(Dataset rows for apps and sites)

----------------

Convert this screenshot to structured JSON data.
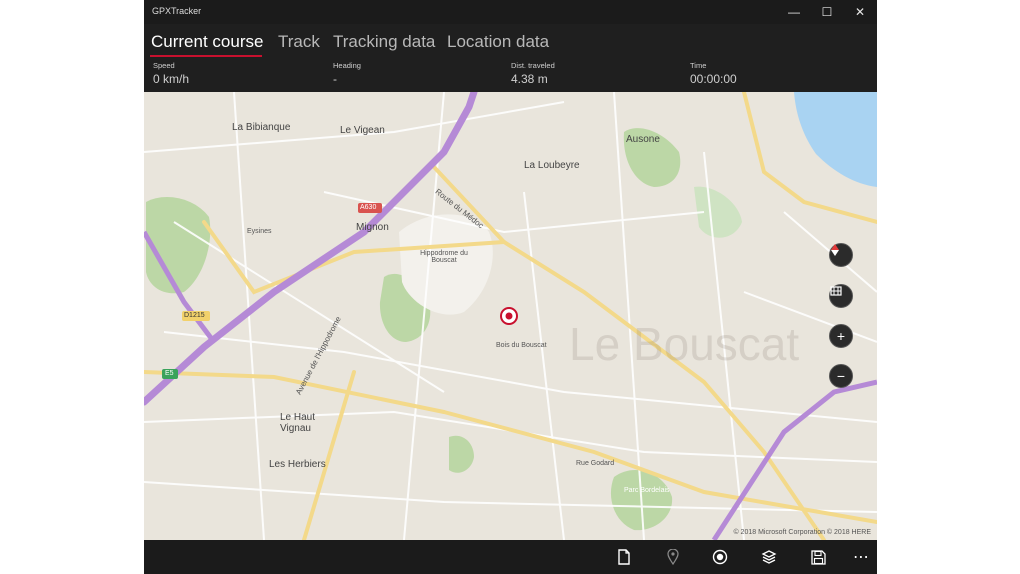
{
  "window": {
    "title": "GPXTracker"
  },
  "window_controls": {
    "minimize": "—",
    "maximize": "☐",
    "close": "✕"
  },
  "tabs": [
    {
      "label": "Current course",
      "active": true
    },
    {
      "label": "Track",
      "active": false
    },
    {
      "label": "Tracking data",
      "active": false
    },
    {
      "label": "Location data",
      "active": false
    }
  ],
  "stats": [
    {
      "label": "Speed",
      "value": "0 km/h"
    },
    {
      "label": "Heading",
      "value": "-"
    },
    {
      "label": "Dist. traveled",
      "value": "4.38 m"
    },
    {
      "label": "Time",
      "value": "00:00:00"
    }
  ],
  "map": {
    "watermark": "Le Bouscat",
    "copyright": "© 2018 Microsoft Corporation  © 2018 HERE",
    "places": [
      "La Bibianque",
      "Le Vigean",
      "La Loubeyre",
      "Ausone",
      "Mignon",
      "Hippodrome du Bouscat",
      "Le Haut Vignau",
      "Les Herbiers",
      "Parc Bordelais",
      "Route du Médoc",
      "Avenue de l'Hippodrome",
      "Rue Godard",
      "Eysines",
      "Bois du Bouscat"
    ],
    "road_badges": [
      "A630",
      "D1215",
      "E5"
    ],
    "controls": {
      "compass": "compass-icon",
      "map_style": "map-style-icon",
      "zoom_in": "+",
      "zoom_out": "−"
    }
  },
  "toolbar": {
    "items": [
      "new-file-icon",
      "location-pin-icon",
      "record-icon",
      "layers-icon",
      "save-icon",
      "more-icon"
    ],
    "more_label": "⋯"
  },
  "colors": {
    "accent": "#c8102e",
    "chrome": "#1f1f1f",
    "map_land": "#e9e5dc",
    "motorway": "#b58ad6",
    "major_road": "#f3d98a",
    "park": "#bcd7a6",
    "water": "#a9d3f2"
  }
}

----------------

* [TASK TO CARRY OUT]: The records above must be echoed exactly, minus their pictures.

* [TASK ANSWER]:
Convert this screenshot to structured JSON data.
{
  "window": {
    "title": "GPXTracker"
  },
  "window_controls": {
    "minimize": "—",
    "maximize": "☐",
    "close": "✕"
  },
  "tabs": [
    {
      "label": "Current course",
      "active": true
    },
    {
      "label": "Track",
      "active": false
    },
    {
      "label": "Tracking data",
      "active": false
    },
    {
      "label": "Location data",
      "active": false
    }
  ],
  "stats": [
    {
      "label": "Speed",
      "value": "0 km/h"
    },
    {
      "label": "Heading",
      "value": "-"
    },
    {
      "label": "Dist. traveled",
      "value": "4.38 m"
    },
    {
      "label": "Time",
      "value": "00:00:00"
    }
  ],
  "map": {
    "watermark": "Le Bouscat",
    "copyright": "© 2018 Microsoft Corporation  © 2018 HERE",
    "places": [
      "La Bibianque",
      "Le Vigean",
      "La Loubeyre",
      "Ausone",
      "Mignon",
      "Hippodrome du Bouscat",
      "Le Haut Vignau",
      "Les Herbiers",
      "Parc Bordelais",
      "Route du Médoc",
      "Avenue de l'Hippodrome",
      "Rue Godard",
      "Eysines",
      "Bois du Bouscat"
    ],
    "road_badges": [
      "A630",
      "D1215",
      "E5"
    ],
    "controls": {
      "compass": "compass-icon",
      "map_style": "map-style-icon",
      "zoom_in": "+",
      "zoom_out": "−"
    }
  },
  "toolbar": {
    "items": [
      "new-file-icon",
      "location-pin-icon",
      "record-icon",
      "layers-icon",
      "save-icon",
      "more-icon"
    ],
    "more_label": "⋯"
  },
  "colors": {
    "accent": "#c8102e",
    "chrome": "#1f1f1f",
    "map_land": "#e9e5dc",
    "motorway": "#b58ad6",
    "major_road": "#f3d98a",
    "park": "#bcd7a6",
    "water": "#a9d3f2"
  }
}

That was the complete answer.